The borders are opening, and we are all experiencing the urge to travel once more. The family holiday can be a little daunting, yet exciting, and if not planned, costly. By budgeting your holiday, you can keep control of your costs and still create great memories and experiences to last a lifetime.
Step 1 – Set a budget amount that can’t be exceeded
The reality is that there is no right or wrong number here, it comes down to what you can afford in your family’s annual household budget and any holiday can be great if planned out.
You may even find some additional funds, review your budget, see if there are any other savings you could make on discretionary items that could be directed towards the holiday instead (e.g. do you really need a daily coffee or takeaway this week or can you use this on the holiday instead?)
Step 2 – Initial Planning
The best way to do this is to plan as a family. Get everyone involved as this helps kids learn great life skills.
Consider what kind of holiday you might want to take and make a basic cost estimate to see what fits in the set budget e.g. an overseas trip won’t fit in a budget of $2000.
Identify the needs for your holiday (transport required, accommodation, food/drinks) vs wants (activities, experiences, souvenirs). Don’t forget what you might need to arrange for whilst you are away such as pets, mail, gardens.
Discuss as a family and prioritise the wants. Everyone will be different and not everything will be able to be completed due to time or cost. Make sure everyone gets a say in the activities. This could be a family walk, a beach trip, a fun park, day spa, the list is endless.

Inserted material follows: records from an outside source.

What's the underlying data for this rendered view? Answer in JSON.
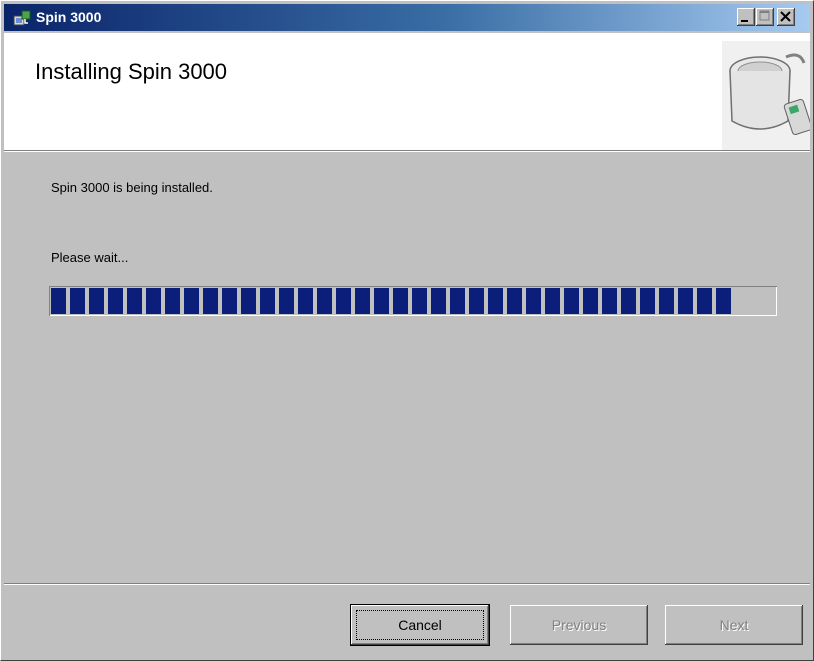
{
  "window": {
    "title": "Spin 3000",
    "icon": "installer-app-icon",
    "controls": [
      "minimize-icon",
      "maximize-icon",
      "close-icon"
    ]
  },
  "header": {
    "title": "Installing Spin 3000",
    "image": "spin-3000-product-image"
  },
  "main": {
    "status": "Spin 3000 is being installed.",
    "wait_label": "Please wait...",
    "progress": 0.94
  },
  "footer": {
    "cancel_label": "Cancel",
    "previous_label": "Previous",
    "next_label": "Next"
  },
  "colors": {
    "titlebar_start": "#0a246a",
    "titlebar_end": "#a6caf0",
    "progress_block": "#0a1e7a",
    "face": "#c0c0c0"
  }
}
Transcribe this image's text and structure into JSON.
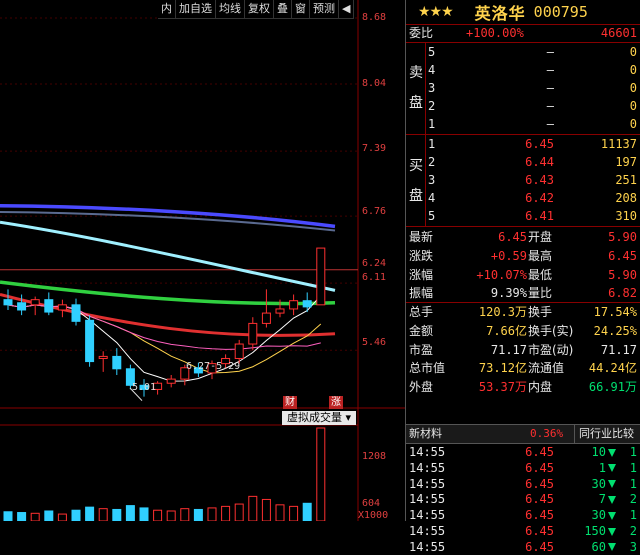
{
  "toolbar": {
    "items": [
      "内",
      "加自选",
      "均线",
      "复权",
      "叠",
      "窗",
      "预测",
      "◀"
    ]
  },
  "price_axis": {
    "ticks": [
      "8.68",
      "8.04",
      "7.39",
      "6.76",
      "6.24",
      "6.11",
      "5.46"
    ]
  },
  "volume_axis": {
    "ticks": [
      "1208",
      "604",
      "X1000"
    ]
  },
  "annotations": {
    "low": "5.01",
    "range": "6.27-5.29"
  },
  "badges": {
    "cai": "财",
    "zhang": "涨"
  },
  "volume_panel": {
    "label": "虚拟成交量"
  },
  "stock": {
    "stars": "★★★",
    "name": "英洛华",
    "code": "000795"
  },
  "weibi": {
    "label": "委比",
    "pct": "+100.00%",
    "diff": "46601"
  },
  "sell": {
    "label_top": "卖",
    "label_bottom": "盘",
    "levels": [
      {
        "n": "5",
        "p": "–",
        "v": "0"
      },
      {
        "n": "4",
        "p": "–",
        "v": "0"
      },
      {
        "n": "3",
        "p": "–",
        "v": "0"
      },
      {
        "n": "2",
        "p": "–",
        "v": "0"
      },
      {
        "n": "1",
        "p": "–",
        "v": "0"
      }
    ]
  },
  "buy": {
    "label_top": "买",
    "label_bottom": "盘",
    "levels": [
      {
        "n": "1",
        "p": "6.45",
        "v": "11137"
      },
      {
        "n": "2",
        "p": "6.44",
        "v": "197"
      },
      {
        "n": "3",
        "p": "6.43",
        "v": "251"
      },
      {
        "n": "4",
        "p": "6.42",
        "v": "208"
      },
      {
        "n": "5",
        "p": "6.41",
        "v": "310"
      }
    ]
  },
  "quote": [
    {
      "l1": "最新",
      "v1": "6.45",
      "l2": "开盘",
      "v2": "5.90",
      "c1": "red",
      "c2": "red"
    },
    {
      "l1": "涨跌",
      "v1": "+0.59",
      "l2": "最高",
      "v2": "6.45",
      "c1": "red",
      "c2": "red"
    },
    {
      "l1": "涨幅",
      "v1": "+10.07%",
      "l2": "最低",
      "v2": "5.90",
      "c1": "red",
      "c2": "red"
    },
    {
      "l1": "振幅",
      "v1": "9.39%",
      "l2": "量比",
      "v2": "6.82",
      "c1": "wht",
      "c2": "red"
    }
  ],
  "stats": [
    {
      "l1": "总手",
      "v1": "120.3万",
      "l2": "换手",
      "v2": "17.54%",
      "c1": "yel",
      "c2": "yel"
    },
    {
      "l1": "金额",
      "v1": "7.66亿",
      "l2": "换手(实)",
      "v2": "24.25%",
      "c1": "yel",
      "c2": "yel"
    },
    {
      "l1": "市盈",
      "v1": "71.17",
      "l2": "市盈(动)",
      "v2": "71.17",
      "c1": "wht",
      "c2": "wht"
    },
    {
      "l1": "总市值",
      "v1": "73.12亿",
      "l2": "流通值",
      "v2": "44.24亿",
      "c1": "yel",
      "c2": "yel"
    },
    {
      "l1": "外盘",
      "v1": "53.37万",
      "l2": "内盘",
      "v2": "66.91万",
      "c1": "red",
      "c2": "grn"
    }
  ],
  "sector": {
    "name": "新材料",
    "pct": "0.36%",
    "compare": "同行业比较"
  },
  "ticks": [
    {
      "t": "14:55",
      "p": "6.45",
      "v": "10",
      "n": "1"
    },
    {
      "t": "14:55",
      "p": "6.45",
      "v": "1",
      "n": "1"
    },
    {
      "t": "14:55",
      "p": "6.45",
      "v": "30",
      "n": "1"
    },
    {
      "t": "14:55",
      "p": "6.45",
      "v": "7",
      "n": "2"
    },
    {
      "t": "14:55",
      "p": "6.45",
      "v": "30",
      "n": "1"
    },
    {
      "t": "14:55",
      "p": "6.45",
      "v": "150",
      "n": "2"
    },
    {
      "t": "14:55",
      "p": "6.45",
      "v": "60",
      "n": "3"
    }
  ],
  "colors": {
    "up": "#ff3030",
    "down": "#00e070",
    "gold": "#ffd34d",
    "grid": "#800000"
  },
  "chart_data": {
    "type": "candlestick",
    "ylim": [
      4.9,
      8.68
    ],
    "candles": [
      {
        "o": 5.95,
        "h": 6.05,
        "l": 5.85,
        "c": 5.9
      },
      {
        "o": 5.92,
        "h": 6.0,
        "l": 5.8,
        "c": 5.85
      },
      {
        "o": 5.9,
        "h": 5.98,
        "l": 5.8,
        "c": 5.95
      },
      {
        "o": 5.95,
        "h": 6.02,
        "l": 5.8,
        "c": 5.83
      },
      {
        "o": 5.85,
        "h": 5.95,
        "l": 5.78,
        "c": 5.9
      },
      {
        "o": 5.9,
        "h": 5.96,
        "l": 5.7,
        "c": 5.74
      },
      {
        "o": 5.75,
        "h": 5.8,
        "l": 5.3,
        "c": 5.35
      },
      {
        "o": 5.38,
        "h": 5.45,
        "l": 5.25,
        "c": 5.4
      },
      {
        "o": 5.4,
        "h": 5.48,
        "l": 5.22,
        "c": 5.28
      },
      {
        "o": 5.28,
        "h": 5.32,
        "l": 5.08,
        "c": 5.12
      },
      {
        "o": 5.12,
        "h": 5.18,
        "l": 5.01,
        "c": 5.08
      },
      {
        "o": 5.08,
        "h": 5.16,
        "l": 5.03,
        "c": 5.14
      },
      {
        "o": 5.14,
        "h": 5.22,
        "l": 5.1,
        "c": 5.18
      },
      {
        "o": 5.18,
        "h": 5.32,
        "l": 5.12,
        "c": 5.29
      },
      {
        "o": 5.29,
        "h": 5.34,
        "l": 5.2,
        "c": 5.24
      },
      {
        "o": 5.24,
        "h": 5.36,
        "l": 5.18,
        "c": 5.33
      },
      {
        "o": 5.33,
        "h": 5.42,
        "l": 5.28,
        "c": 5.38
      },
      {
        "o": 5.38,
        "h": 5.56,
        "l": 5.33,
        "c": 5.52
      },
      {
        "o": 5.52,
        "h": 5.78,
        "l": 5.46,
        "c": 5.72
      },
      {
        "o": 5.72,
        "h": 6.05,
        "l": 5.68,
        "c": 5.82
      },
      {
        "o": 5.82,
        "h": 5.95,
        "l": 5.78,
        "c": 5.86
      },
      {
        "o": 5.86,
        "h": 6.0,
        "l": 5.8,
        "c": 5.94
      },
      {
        "o": 5.94,
        "h": 6.02,
        "l": 5.83,
        "c": 5.88
      },
      {
        "o": 5.9,
        "h": 6.45,
        "l": 5.9,
        "c": 6.45
      }
    ],
    "volumes": [
      120,
      110,
      100,
      130,
      90,
      140,
      180,
      160,
      150,
      200,
      170,
      140,
      130,
      160,
      150,
      170,
      190,
      220,
      320,
      280,
      210,
      190,
      230,
      1208
    ]
  }
}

Do some research of the places you are going to see, what is of interest, or talk to friends that have been there before.

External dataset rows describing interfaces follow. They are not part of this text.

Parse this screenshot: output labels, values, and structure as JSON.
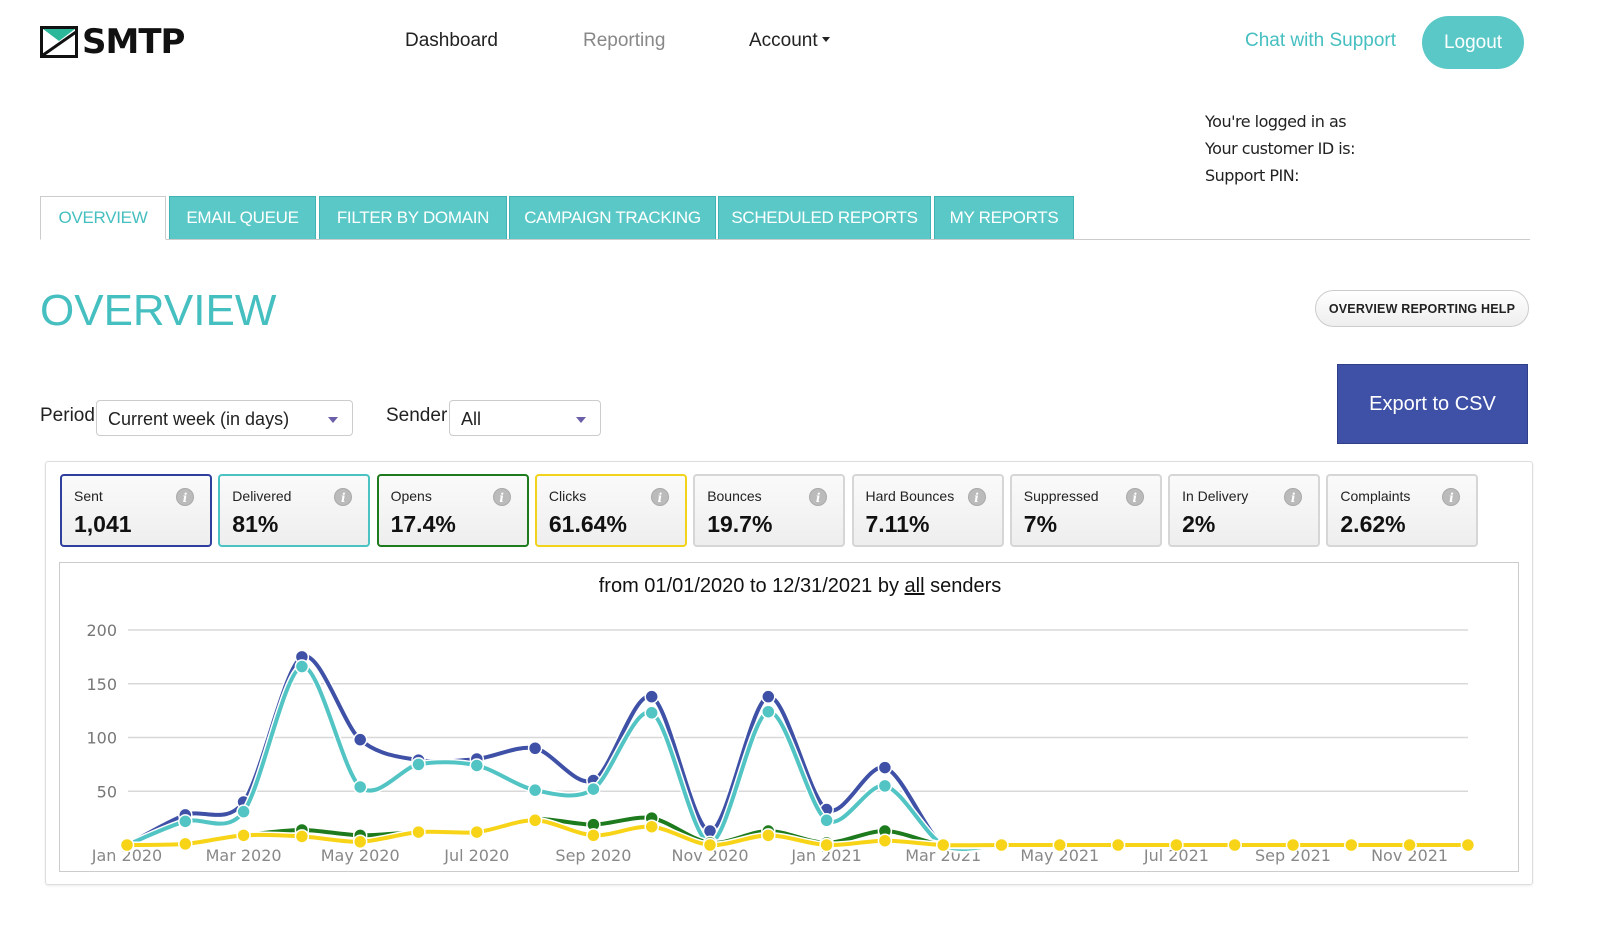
{
  "brand": {
    "name": "SMTP",
    "accent": "#45bfc0",
    "flap_color": "#2bb89a"
  },
  "nav": {
    "dashboard": "Dashboard",
    "reporting": "Reporting",
    "account": "Account"
  },
  "header": {
    "chat_support": "Chat with Support",
    "logout": "Logout"
  },
  "user_info": {
    "logged_in_as": "You're logged in as",
    "customer_id": "Your customer ID is:",
    "support_pin": "Support PIN:"
  },
  "tabs": [
    {
      "label": "OVERVIEW",
      "active": true
    },
    {
      "label": "EMAIL QUEUE"
    },
    {
      "label": "FILTER BY DOMAIN"
    },
    {
      "label": "CAMPAIGN TRACKING"
    },
    {
      "label": "SCHEDULED REPORTS"
    },
    {
      "label": "MY REPORTS"
    }
  ],
  "page_title": "OVERVIEW",
  "help_button": "OVERVIEW REPORTING HELP",
  "export_button": "Export to CSV",
  "filters": {
    "period_label": "Period",
    "period_value": "Current week (in days)",
    "sender_label": "Sender",
    "sender_value": "All"
  },
  "stats": [
    {
      "label": "Sent",
      "value": "1,041",
      "border": "#2e3f9e"
    },
    {
      "label": "Delivered",
      "value": "81%",
      "border": "#4cc3c3"
    },
    {
      "label": "Opens",
      "value": "17.4%",
      "border": "#1d7a1d"
    },
    {
      "label": "Clicks",
      "value": "61.64%",
      "border": "#f2d31b"
    },
    {
      "label": "Bounces",
      "value": "19.7%"
    },
    {
      "label": "Hard Bounces",
      "value": "7.11%"
    },
    {
      "label": "Suppressed",
      "value": "7%"
    },
    {
      "label": "In Delivery",
      "value": "2%"
    },
    {
      "label": "Complaints",
      "value": "2.62%"
    }
  ],
  "info_icon_glyph": "i",
  "chart_title": {
    "prefix": "from 01/01/2020 to 12/31/2021 by ",
    "link": "all",
    "suffix": " senders"
  },
  "chart_data": {
    "type": "line",
    "title": "from 01/01/2020 to 12/31/2021 by all senders",
    "xlabel": "",
    "ylabel": "",
    "ylim": [
      0,
      200
    ],
    "yticks": [
      50,
      100,
      150,
      200
    ],
    "grid": true,
    "x": [
      "Jan 2020",
      "Feb 2020",
      "Mar 2020",
      "Apr 2020",
      "May 2020",
      "Jun 2020",
      "Jul 2020",
      "Aug 2020",
      "Sep 2020",
      "Oct 2020",
      "Nov 2020",
      "Dec 2020",
      "Jan 2021",
      "Feb 2021",
      "Mar 2021",
      "Apr 2021",
      "May 2021",
      "Jun 2021",
      "Jul 2021",
      "Aug 2021",
      "Sep 2021",
      "Oct 2021",
      "Nov 2021",
      "Dec 2021"
    ],
    "xtick_labels": [
      "Jan 2020",
      "Mar 2020",
      "May 2020",
      "Jul 2020",
      "Sep 2020",
      "Nov 2020",
      "Jan 2021",
      "Mar 2021",
      "May 2021",
      "Jul 2021",
      "Sep 2021",
      "Nov 2021"
    ],
    "series": [
      {
        "name": "Sent",
        "color": "#3f51a6",
        "values": [
          0,
          28,
          40,
          175,
          98,
          79,
          80,
          90,
          60,
          138,
          13,
          138,
          33,
          72,
          0,
          0,
          0,
          0,
          0,
          0,
          0,
          0,
          0,
          0
        ]
      },
      {
        "name": "Delivered",
        "color": "#52c4c4",
        "values": [
          0,
          22,
          31,
          166,
          54,
          75,
          74,
          51,
          52,
          123,
          2,
          124,
          23,
          55,
          0,
          0,
          0,
          0,
          0,
          0,
          0,
          0,
          0,
          0
        ]
      },
      {
        "name": "Opens",
        "color": "#1d7a1d",
        "values": [
          0,
          1,
          9,
          14,
          9,
          12,
          12,
          24,
          19,
          25,
          2,
          13,
          2,
          13,
          0,
          0,
          0,
          0,
          0,
          0,
          0,
          0,
          0,
          0
        ]
      },
      {
        "name": "Clicks",
        "color": "#f7d417",
        "values": [
          0,
          1,
          9,
          8,
          3,
          12,
          12,
          23,
          9,
          17,
          0,
          9,
          0,
          4,
          0,
          0,
          0,
          0,
          0,
          0,
          0,
          0,
          0,
          0
        ]
      }
    ]
  }
}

Step 3 – Basic structure
Structure the holiday day by day accounting for time to travel and time to see things along the way. Identify where accommodation, travel, and other costs will be spent daily. Do a basic cost estimate and allow 10% extra for something missed. There are plenty of online tools to get estimates. Challenge the kids to look up costs and complete a spreadsheet.
Are you close to your budget amount? If yes, we can move to a more detailed plan, otherwise, if you are over, some more thought may be required. Are there other opportunities for saving such as the type of accommodation (self-contained to save on meals, one- or two-bedroom units or motel, caravan park stays), driving vs flying and hiring a vehicle or maybe a train trip, could you make some sandwiches for lunch to allow for meals out for dinner?

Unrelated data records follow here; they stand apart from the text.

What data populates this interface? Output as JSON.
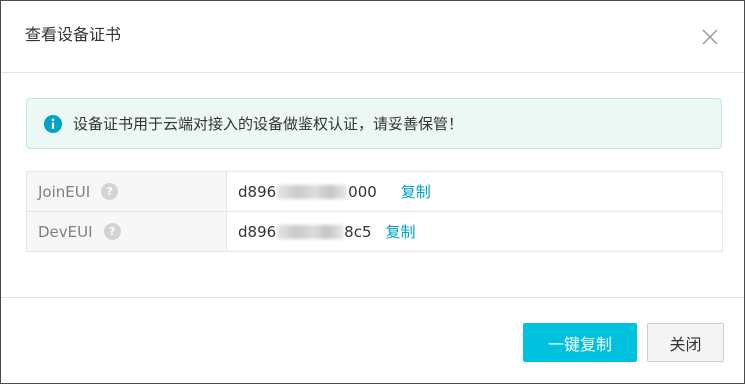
{
  "dialog": {
    "title": "查看设备证书",
    "close_icon": "close-icon"
  },
  "alert": {
    "icon": "info-icon",
    "text": "设备证书用于云端对接入的设备做鉴权认证，请妥善保管！",
    "bg_color": "#ebf8f3",
    "icon_color": "#00a2ca"
  },
  "table": {
    "rows": [
      {
        "label": "JoinEUI",
        "help_icon": "question-icon",
        "value_prefix": "d896",
        "value_suffix": "000",
        "copy_label": "复制"
      },
      {
        "label": "DevEUI",
        "help_icon": "question-icon",
        "value_prefix": "d896",
        "value_suffix": "8c5",
        "copy_label": "复制"
      }
    ]
  },
  "footer": {
    "primary_label": "一键复制",
    "close_label": "关闭",
    "primary_color": "#00c1de"
  }
}
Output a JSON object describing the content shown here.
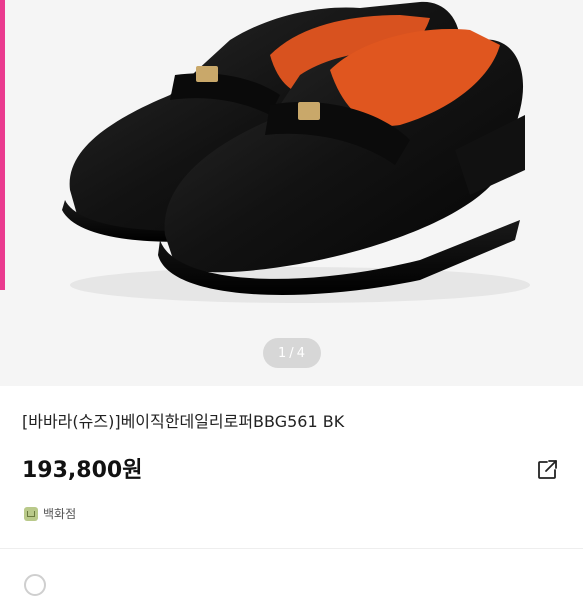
{
  "product": {
    "title": "[바바라(슈즈)]베이직한데일리로퍼BBG561 BK",
    "price": "193,800원",
    "badge": "백화점"
  },
  "pager": {
    "current": "1",
    "total": "4"
  },
  "icons": {
    "share": "share-icon",
    "dept": "department-store-icon"
  },
  "colors": {
    "accent": "#ea3a8f",
    "badge": "#b9c98a",
    "image_bg": "#f5f5f5"
  }
}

Step 4 – Details
Start identifying things to book in advance such as flights, accommodation and activity tickets. There are plenty of savings to be made with a prior booking. This should enable you to have a costed plan within +/- 5 to 10%. If the budget is getting tight, research.
Research can help find some great ways for additional savings. Look for deals (e.g. stay 3 nights for the price of 2, breakfast included, kids eat free, “happy hours” for dining.) Does the time you are travelling matter as peak season/school holidays can raise costs dramatically.
Step 5 – Consider everything
Contingency – do you need it? Think about if you were delayed by a day or more, can you afford it? Doing riskier activities like skiing or bungy jumping? Travel insurance is not for everyone but could be something you want to consider (and add in the budget) to cover potential issues.
Planning and taking a holiday together can be rewarding, creating family time whilst educating the family on money and time management. Take time to listen to each other and when the time comes, given you have planned it out, financial stress should not be an issue leaving you more relaxed and able to enjoy the time away. Most importantly have fun and capture memories to last a lifetime.
Please note this article provides general advice only and has not taken your personal, business or financial circumstances into consideration. If you would like more tailored advice, please contact us today.